Web page and app entries
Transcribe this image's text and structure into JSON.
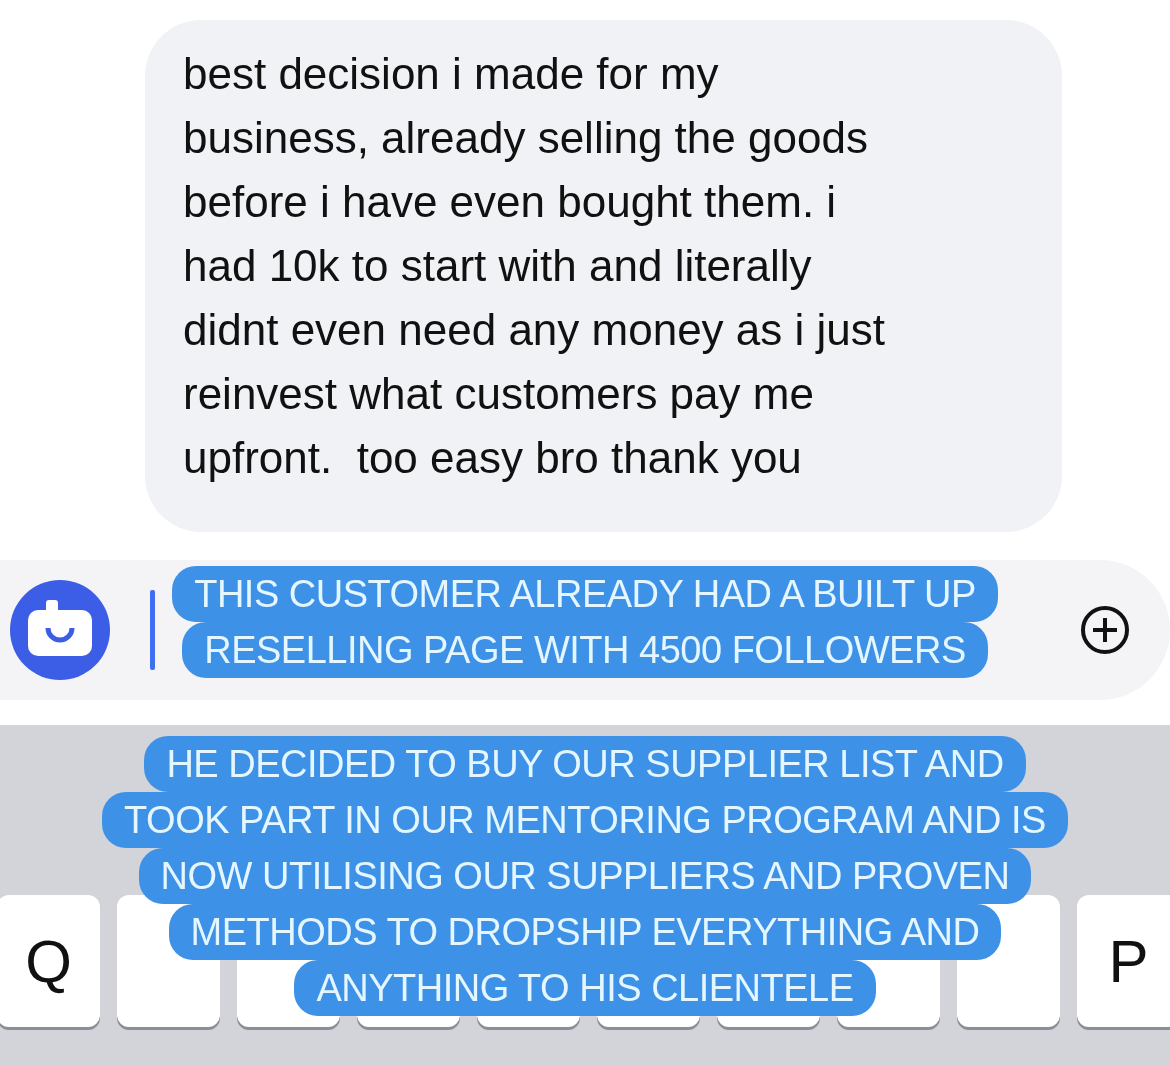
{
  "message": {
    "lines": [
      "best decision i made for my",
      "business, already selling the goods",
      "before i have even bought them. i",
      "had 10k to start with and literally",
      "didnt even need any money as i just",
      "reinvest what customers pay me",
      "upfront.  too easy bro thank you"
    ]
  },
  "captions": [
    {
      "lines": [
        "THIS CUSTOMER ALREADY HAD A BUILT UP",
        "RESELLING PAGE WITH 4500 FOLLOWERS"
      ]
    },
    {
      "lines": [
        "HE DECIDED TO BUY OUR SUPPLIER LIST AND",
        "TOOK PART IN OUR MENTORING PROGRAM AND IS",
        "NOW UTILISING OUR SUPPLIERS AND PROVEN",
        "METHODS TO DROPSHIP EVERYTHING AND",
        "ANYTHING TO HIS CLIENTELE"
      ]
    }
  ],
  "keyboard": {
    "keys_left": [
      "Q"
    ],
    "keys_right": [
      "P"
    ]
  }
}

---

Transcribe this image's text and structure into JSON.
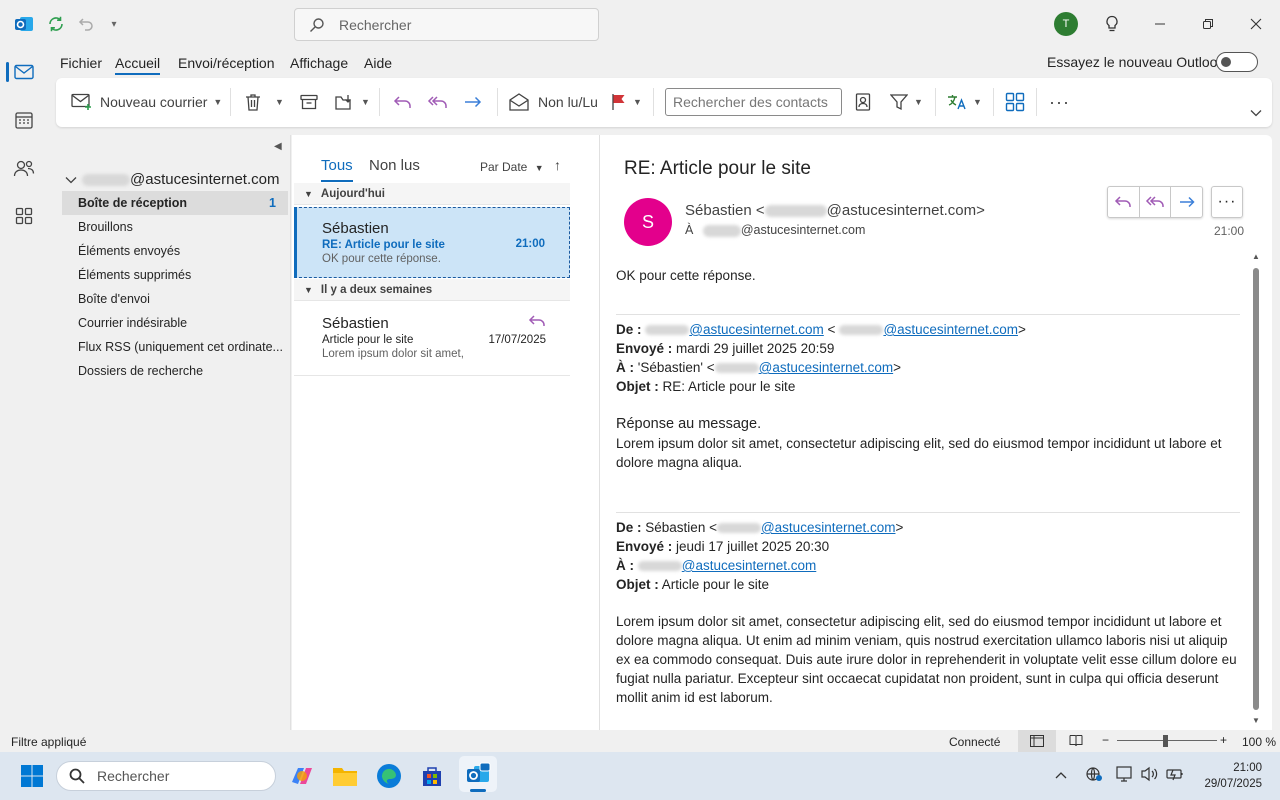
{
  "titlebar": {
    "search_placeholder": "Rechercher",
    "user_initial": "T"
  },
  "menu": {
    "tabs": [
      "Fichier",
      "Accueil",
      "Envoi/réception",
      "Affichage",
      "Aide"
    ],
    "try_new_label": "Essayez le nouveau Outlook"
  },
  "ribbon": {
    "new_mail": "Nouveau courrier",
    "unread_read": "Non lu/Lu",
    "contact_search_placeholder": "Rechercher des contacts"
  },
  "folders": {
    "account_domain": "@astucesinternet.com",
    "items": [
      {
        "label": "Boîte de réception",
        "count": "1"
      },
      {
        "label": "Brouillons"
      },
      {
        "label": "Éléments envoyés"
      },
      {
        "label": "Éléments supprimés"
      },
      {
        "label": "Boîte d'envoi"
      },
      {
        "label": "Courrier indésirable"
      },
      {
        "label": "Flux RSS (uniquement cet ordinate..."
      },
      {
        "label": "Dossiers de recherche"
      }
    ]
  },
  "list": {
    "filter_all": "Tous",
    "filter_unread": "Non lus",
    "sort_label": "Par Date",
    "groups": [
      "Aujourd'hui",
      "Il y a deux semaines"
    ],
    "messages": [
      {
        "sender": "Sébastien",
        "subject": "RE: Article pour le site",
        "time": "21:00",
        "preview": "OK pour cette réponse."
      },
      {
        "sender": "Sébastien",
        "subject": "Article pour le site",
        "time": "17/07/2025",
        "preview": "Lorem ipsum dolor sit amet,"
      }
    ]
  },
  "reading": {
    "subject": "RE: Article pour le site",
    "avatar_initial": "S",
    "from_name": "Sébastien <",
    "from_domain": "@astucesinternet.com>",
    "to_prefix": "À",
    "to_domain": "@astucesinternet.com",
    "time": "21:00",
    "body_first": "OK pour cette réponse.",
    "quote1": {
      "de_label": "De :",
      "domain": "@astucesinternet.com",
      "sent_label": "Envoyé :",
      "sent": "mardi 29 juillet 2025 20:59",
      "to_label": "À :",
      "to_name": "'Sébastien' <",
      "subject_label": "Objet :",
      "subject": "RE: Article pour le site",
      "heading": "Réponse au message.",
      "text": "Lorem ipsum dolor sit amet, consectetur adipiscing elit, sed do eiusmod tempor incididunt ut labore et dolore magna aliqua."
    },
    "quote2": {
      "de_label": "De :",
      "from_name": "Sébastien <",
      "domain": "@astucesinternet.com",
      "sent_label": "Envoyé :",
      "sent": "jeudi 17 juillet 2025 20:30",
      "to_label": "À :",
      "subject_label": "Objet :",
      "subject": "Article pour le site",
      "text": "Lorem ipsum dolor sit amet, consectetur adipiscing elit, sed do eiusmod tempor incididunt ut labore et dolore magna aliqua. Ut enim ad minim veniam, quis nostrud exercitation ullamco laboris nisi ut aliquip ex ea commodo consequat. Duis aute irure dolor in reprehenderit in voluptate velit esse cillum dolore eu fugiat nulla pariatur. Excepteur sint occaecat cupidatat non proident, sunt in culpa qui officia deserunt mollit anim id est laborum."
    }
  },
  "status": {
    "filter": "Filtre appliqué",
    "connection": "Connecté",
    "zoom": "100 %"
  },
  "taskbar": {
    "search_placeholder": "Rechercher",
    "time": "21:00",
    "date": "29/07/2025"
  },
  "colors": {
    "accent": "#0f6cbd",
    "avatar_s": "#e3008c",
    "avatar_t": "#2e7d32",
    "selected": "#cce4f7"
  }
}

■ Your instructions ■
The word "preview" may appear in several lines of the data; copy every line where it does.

■ Final answer ■
        "preview": "OK pour cette réponse."
        "preview": "Lorem ipsum dolor sit amet,"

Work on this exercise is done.